EXERCISE OBJECTIVE —
Write the data out again exactly, with every picture removed.

(Dataset rows for apps and sites)
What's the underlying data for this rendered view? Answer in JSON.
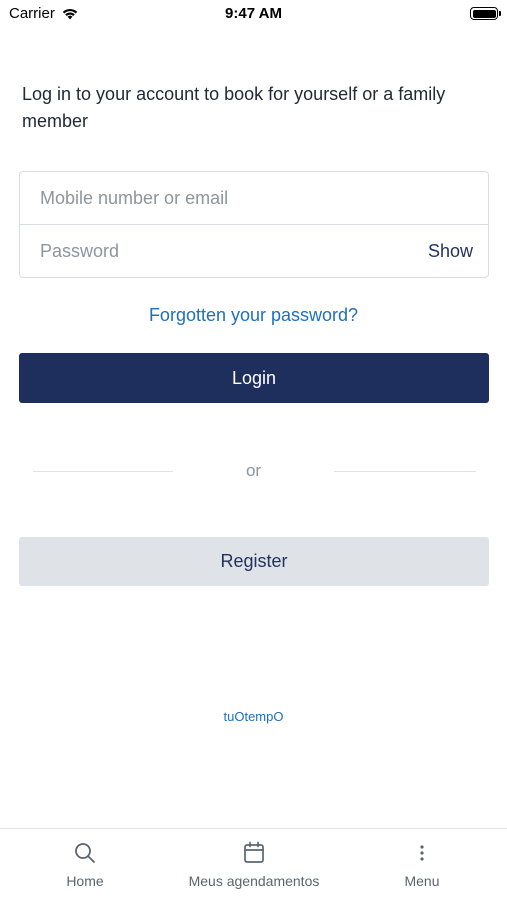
{
  "status_bar": {
    "carrier": "Carrier",
    "time": "9:47 AM",
    "battery_level": 1.0
  },
  "intro_text": "Log in to your account to book for yourself or a family member",
  "form": {
    "email_placeholder": "Mobile number or email",
    "email_value": "",
    "password_placeholder": "Password",
    "password_value": "",
    "show_label": "Show"
  },
  "forgot_password_label": "Forgotten your password?",
  "login_label": "Login",
  "or_label": "or",
  "register_label": "Register",
  "brand_link": "tuOtempO",
  "tab_bar": {
    "items": [
      {
        "label": "Home",
        "icon": "search-icon"
      },
      {
        "label": "Meus agendamentos",
        "icon": "calendar-icon"
      },
      {
        "label": "Menu",
        "icon": "more-vertical-icon"
      }
    ]
  },
  "colors": {
    "primary": "#1e2f5d",
    "link": "#1f6fbf",
    "secondary_button": "#dfe3e8",
    "placeholder": "#8e959d"
  }
}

EXERCISE OUTPUT —
What's the underlying data for this rendered view? Answer in JSON.
{
  "status_bar": {
    "carrier": "Carrier",
    "time": "9:47 AM",
    "battery_level": 1.0
  },
  "intro_text": "Log in to your account to book for yourself or a family member",
  "form": {
    "email_placeholder": "Mobile number or email",
    "email_value": "",
    "password_placeholder": "Password",
    "password_value": "",
    "show_label": "Show"
  },
  "forgot_password_label": "Forgotten your password?",
  "login_label": "Login",
  "or_label": "or",
  "register_label": "Register",
  "brand_link": "tuOtempO",
  "tab_bar": {
    "items": [
      {
        "label": "Home",
        "icon": "search-icon"
      },
      {
        "label": "Meus agendamentos",
        "icon": "calendar-icon"
      },
      {
        "label": "Menu",
        "icon": "more-vertical-icon"
      }
    ]
  },
  "colors": {
    "primary": "#1e2f5d",
    "link": "#1f6fbf",
    "secondary_button": "#dfe3e8",
    "placeholder": "#8e959d"
  }
}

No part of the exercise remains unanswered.